Sunday, November 29, 2009

'Fess Up, Teachers!

I was going through my Sunday morning ritual of reading PostSecret. If you've never seen it, you should give it a look. It's a site where people confess their innermost secrets by sending them in on postcards with appropriate pictures and captions. This one caught my eye:

I must admit that this is not my postcard, as I don't teach elementary school and I hate Twilight. Personally, I would have watched Die Hard. But this postcard did get me thinking. We all have little teacher secrets we don't let on to everyone. I'll tell a few of mine.

Many years ago, I spilled a Coke on a set of unmarked tests. I was too embarrassed to admit what happened. The tests could never be marked or returned to parents, so I kind of put the students off until they forgot the test ever happened. It tooks months for them to stop asking.

I often read essays aloud in class when someone writes something great. I don't identify the writer unless they choose to be identified. Sometimes, I choose essays by shy kids, even if their papers are not the best ones. The students often look mortified, but I've had a few claim ownership of their papers, and I think it changed their lives in some way.

An mean spirited admin once came into my class and tried to tell one particular student what to do. I knew the kid, and I knew the admin was walking into a mine field, but I let it go. Sure enough, the student told the admin exactly where she could shove her walkie talkie, horizontally. I still laugh about it to this day.

So, those are a few of mine. If you'd like to share, please comment. I repectfully request that you don't post anything that could land you in the rubber room.


Anonymous said...

"Teachers tell me you're a funny guy, but you're never funny in class," said my first year mentor. He told me that Clifton Fadiman, a famous wit who starred on TV game shows in the 50's, started out as a Spanish teacher in Brooklyn. According to legend, Fadiman taught for 15 minutes and told jokes for the rest of the class. All of his kids passed Regents, so he got away with it.

Hoping to emulate Fadiman's success in my second year, I decided to lard my social studies classes with jokes. When we got to Judaism and Genesis in Global History, I opened with an Adam and Eve story: They got married and went on a honeymoon.
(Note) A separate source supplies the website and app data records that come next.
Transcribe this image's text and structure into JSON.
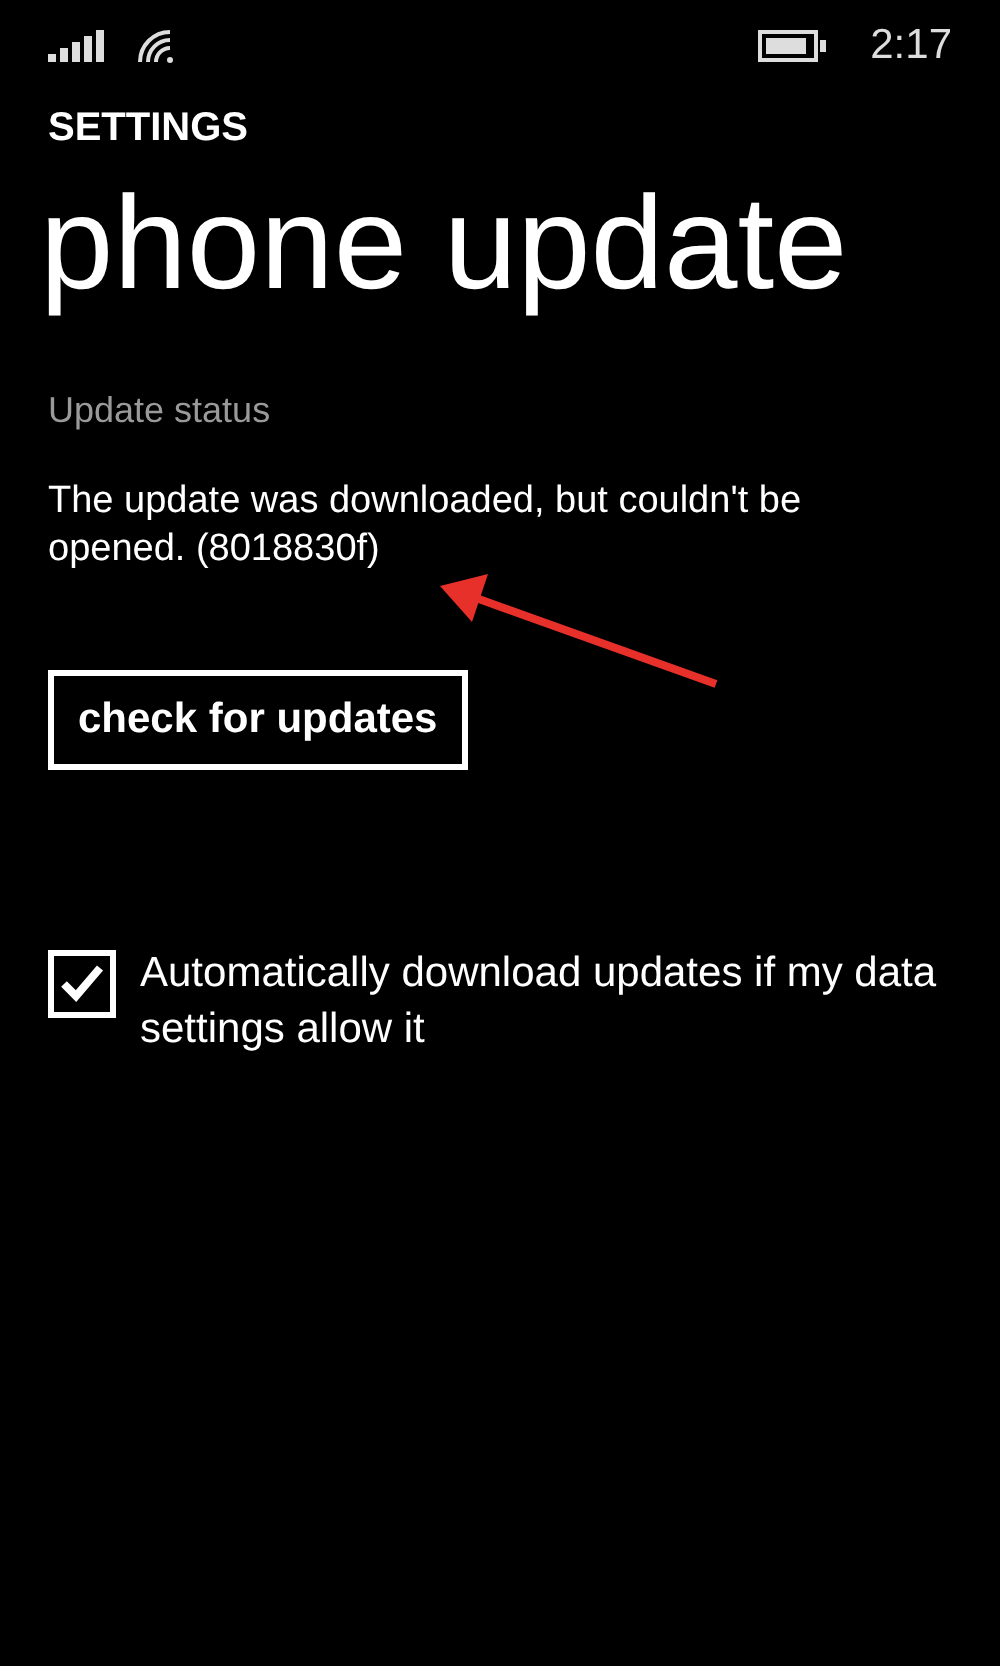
{
  "status_bar": {
    "time": "2:17"
  },
  "header": {
    "app": "SETTINGS",
    "title": "phone update"
  },
  "update_status": {
    "label": "Update status",
    "message": "The update was downloaded, but couldn't be opened. (8018830f)"
  },
  "button": {
    "label": "check for updates"
  },
  "auto_download": {
    "label": "Automatically download updates if my data settings allow it",
    "checked": true
  },
  "annotation": {
    "kind": "arrow"
  }
}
When they returned to the Garden of Eden, Adam noticed that Eve was depressed. "Is there somebody else?" Adam asked. Replied Eve, "Who?" Usually the reaction was delayed.

The all-time favorite joke, mine as well as the kids', was worked into a lesson on Native Indian cultures, specifically their language diversity: A missionary priest was teaching English to a tribe of Indians. Since their language was not written down, he taught them by pointing to objects, saying the words in English, and having the Indians repeat the sounds. One day, he took the Chief out for a lesson, pointing to trees, deers, and streams. The Chief pronounced every word as best he could. Suddenly, they came to a clearing in the forest and they saw a naked couple messing around.

"What that?" asked the agitated Chief. The priest was nervous and befuddled. He didn't know what to say. Finally, he blurted out, "That's ... riding a bicycle." Instantly, the Chief pulled an arrow from his quiver, raised his bow, and shot the male Indian dead.

"Why did you do that?" screamed the priest.

"Riding MY bicycle," replied the Chief.

The kids howled. Every time a transfer student came aboard, the kids would yell out, "Tell him the joke about the bicycle."

How I avoided a ride to the rubber room for my risque teachable moments I'll never know.

Anonymous said...

Simple tip:
Photocopy the tests (after the Coke dries, of course).

Grade and return the tests.

(I've been there, done that [the above test-salvaging].)

Anonymous said...

TEACHER (to male student during probability lesson): When flipping a fair coin, what's the probability of getting head?

Anonymous said...

TEACHER (to female student during probability lesson): When flipping a fair coin, what's the probability of getting tail?

Anonymous said...

For twenty years I have been bantering with students in the classroom, sometimes going right up to the edge of what some admins would call "inappropriate" but the humor keeps the kids connected.
One kid contacted me years later and said that he still remembered my description of the semi-colon as the "18-hour Wonderbra" of punctuation that lifts and separates independent clauses (no hand gestures allowed at this point). That sort of thing can put life into some pretty dreary subjects.
Ironically, my first major run-in with administration has happened this year, when some so-called colleagues decided to make my life miserable. They are in tight with the admin, so the allegations tend to stick, and now I have to go through a long evaluation process to prove that I'm actually good at this job.
Dozens of kids have rallied behind me, including former students who sent supportive e-mails and letters to the admin asking them to give their collective heads a big shake.
A wise friend told me to stick to the classroom and let the kids heal me. Good advice.